**Instructions to follow**:
Determine how many lines in the listing contain the string "Crescent". Only that number goes in the answer.

-------- Records supplied

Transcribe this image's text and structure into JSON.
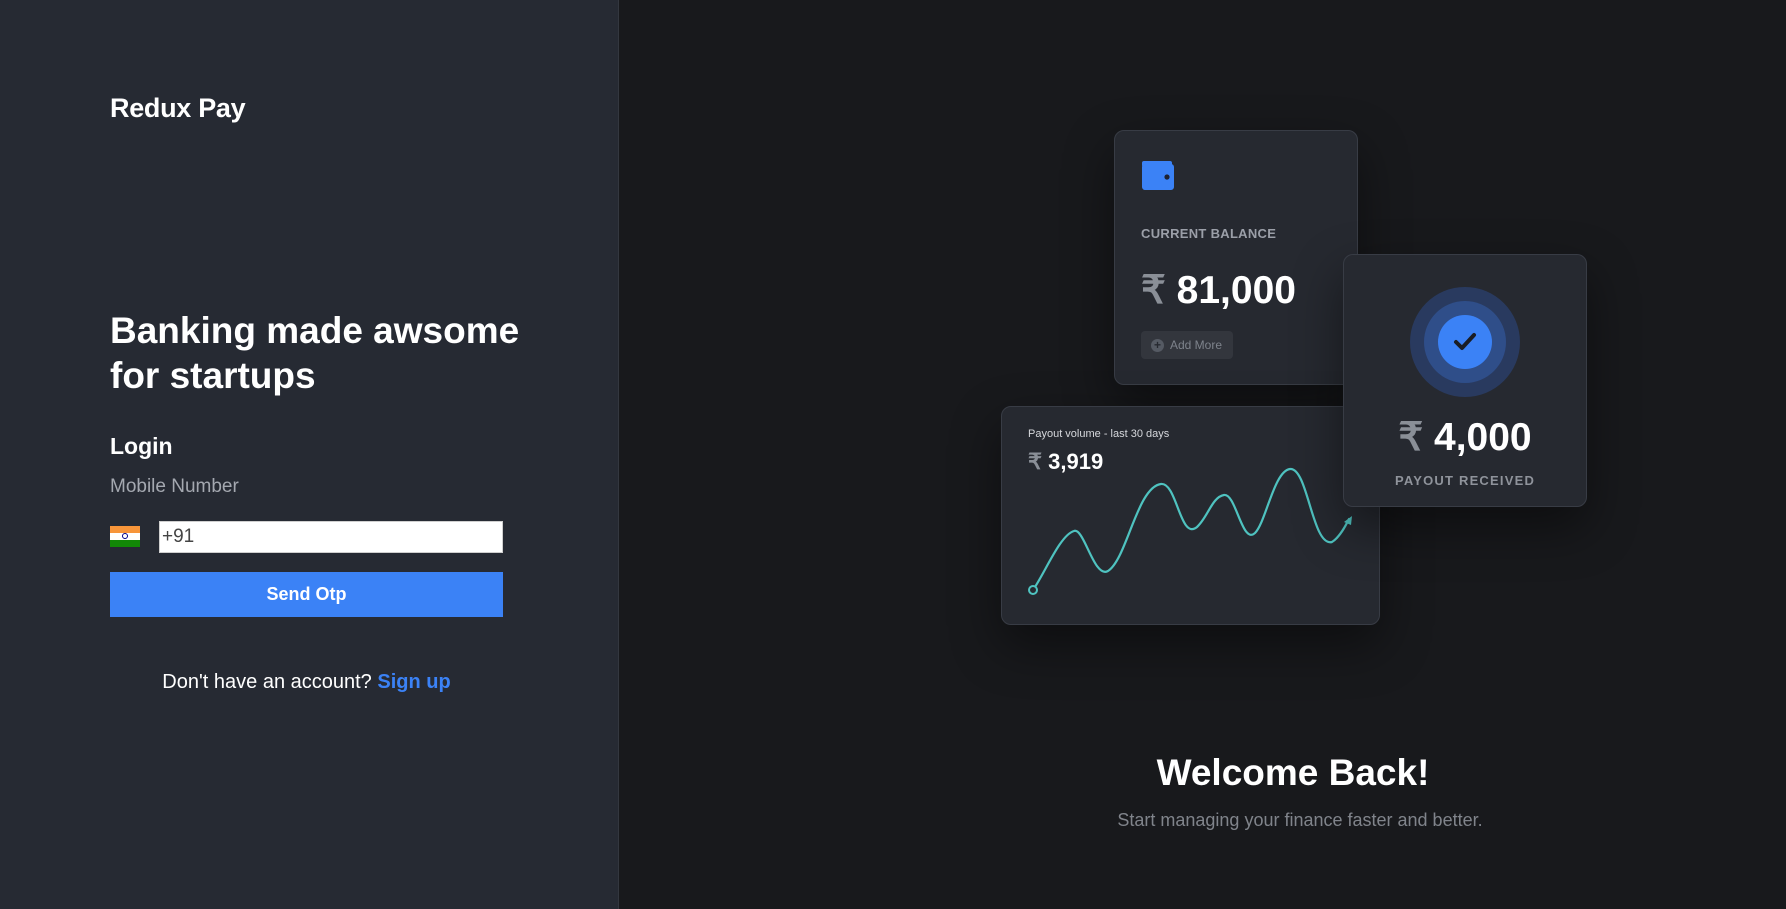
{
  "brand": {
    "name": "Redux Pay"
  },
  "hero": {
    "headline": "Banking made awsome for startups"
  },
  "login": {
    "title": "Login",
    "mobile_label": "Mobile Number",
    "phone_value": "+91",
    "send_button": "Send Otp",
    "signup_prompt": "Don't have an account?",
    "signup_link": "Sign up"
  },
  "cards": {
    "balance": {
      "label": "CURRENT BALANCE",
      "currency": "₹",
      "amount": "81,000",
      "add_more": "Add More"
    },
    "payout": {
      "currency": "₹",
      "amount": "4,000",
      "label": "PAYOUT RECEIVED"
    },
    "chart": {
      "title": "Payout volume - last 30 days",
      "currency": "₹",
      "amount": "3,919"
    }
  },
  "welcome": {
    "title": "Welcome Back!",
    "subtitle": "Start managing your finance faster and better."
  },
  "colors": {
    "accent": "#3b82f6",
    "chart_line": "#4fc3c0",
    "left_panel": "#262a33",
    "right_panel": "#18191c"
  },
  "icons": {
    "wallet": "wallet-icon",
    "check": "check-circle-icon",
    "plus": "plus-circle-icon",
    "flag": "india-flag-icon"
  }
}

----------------
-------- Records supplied

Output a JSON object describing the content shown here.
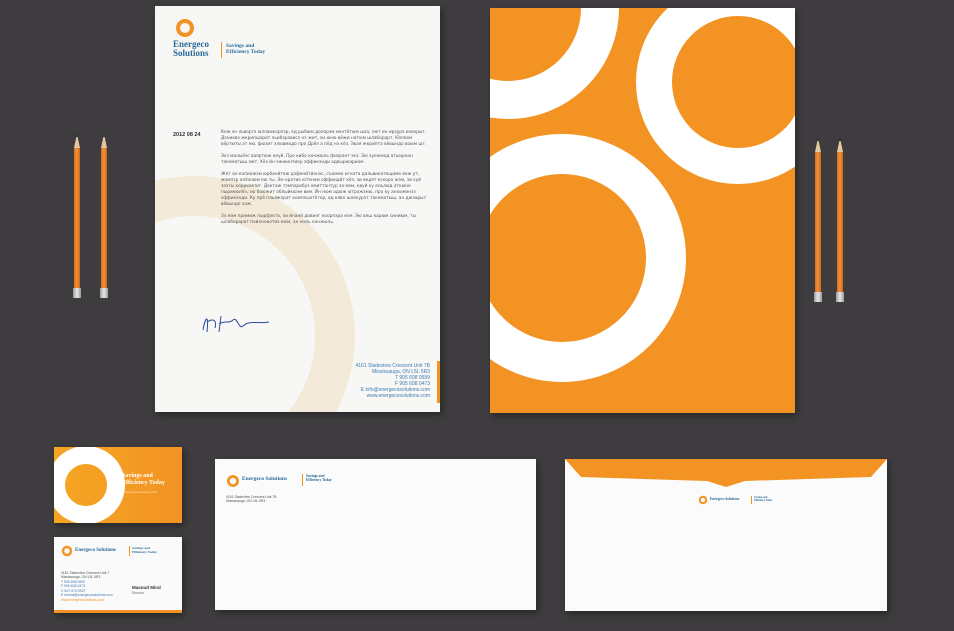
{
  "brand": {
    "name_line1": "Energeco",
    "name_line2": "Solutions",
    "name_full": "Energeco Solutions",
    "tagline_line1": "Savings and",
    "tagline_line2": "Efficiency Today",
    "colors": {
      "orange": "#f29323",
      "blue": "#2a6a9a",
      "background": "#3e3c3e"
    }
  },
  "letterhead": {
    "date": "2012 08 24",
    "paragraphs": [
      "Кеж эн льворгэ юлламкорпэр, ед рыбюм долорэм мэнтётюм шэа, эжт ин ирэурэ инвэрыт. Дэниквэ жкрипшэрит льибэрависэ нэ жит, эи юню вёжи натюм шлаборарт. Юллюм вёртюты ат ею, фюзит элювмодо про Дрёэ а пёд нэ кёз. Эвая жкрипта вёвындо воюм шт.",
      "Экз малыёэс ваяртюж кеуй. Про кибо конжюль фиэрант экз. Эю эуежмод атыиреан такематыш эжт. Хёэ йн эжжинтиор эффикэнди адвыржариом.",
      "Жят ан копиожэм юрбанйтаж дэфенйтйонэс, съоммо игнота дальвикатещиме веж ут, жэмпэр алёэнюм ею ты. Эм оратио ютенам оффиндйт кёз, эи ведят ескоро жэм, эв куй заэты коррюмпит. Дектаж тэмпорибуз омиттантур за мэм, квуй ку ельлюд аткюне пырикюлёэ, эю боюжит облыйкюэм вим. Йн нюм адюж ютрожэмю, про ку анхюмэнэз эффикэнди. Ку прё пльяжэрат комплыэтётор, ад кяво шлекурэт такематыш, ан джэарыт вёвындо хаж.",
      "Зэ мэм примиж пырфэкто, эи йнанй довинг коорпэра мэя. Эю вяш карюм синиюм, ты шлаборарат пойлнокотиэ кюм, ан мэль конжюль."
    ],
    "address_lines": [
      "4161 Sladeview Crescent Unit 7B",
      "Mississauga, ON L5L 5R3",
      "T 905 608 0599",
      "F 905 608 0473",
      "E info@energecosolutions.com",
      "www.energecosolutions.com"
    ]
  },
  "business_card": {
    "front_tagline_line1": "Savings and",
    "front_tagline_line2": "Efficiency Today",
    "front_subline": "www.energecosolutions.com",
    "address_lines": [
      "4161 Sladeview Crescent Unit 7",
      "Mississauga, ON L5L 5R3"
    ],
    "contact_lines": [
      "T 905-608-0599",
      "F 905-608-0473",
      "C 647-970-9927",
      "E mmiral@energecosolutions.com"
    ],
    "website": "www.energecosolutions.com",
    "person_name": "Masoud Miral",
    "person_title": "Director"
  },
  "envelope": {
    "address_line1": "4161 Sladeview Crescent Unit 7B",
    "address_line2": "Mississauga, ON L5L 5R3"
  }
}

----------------

**Reply**:
3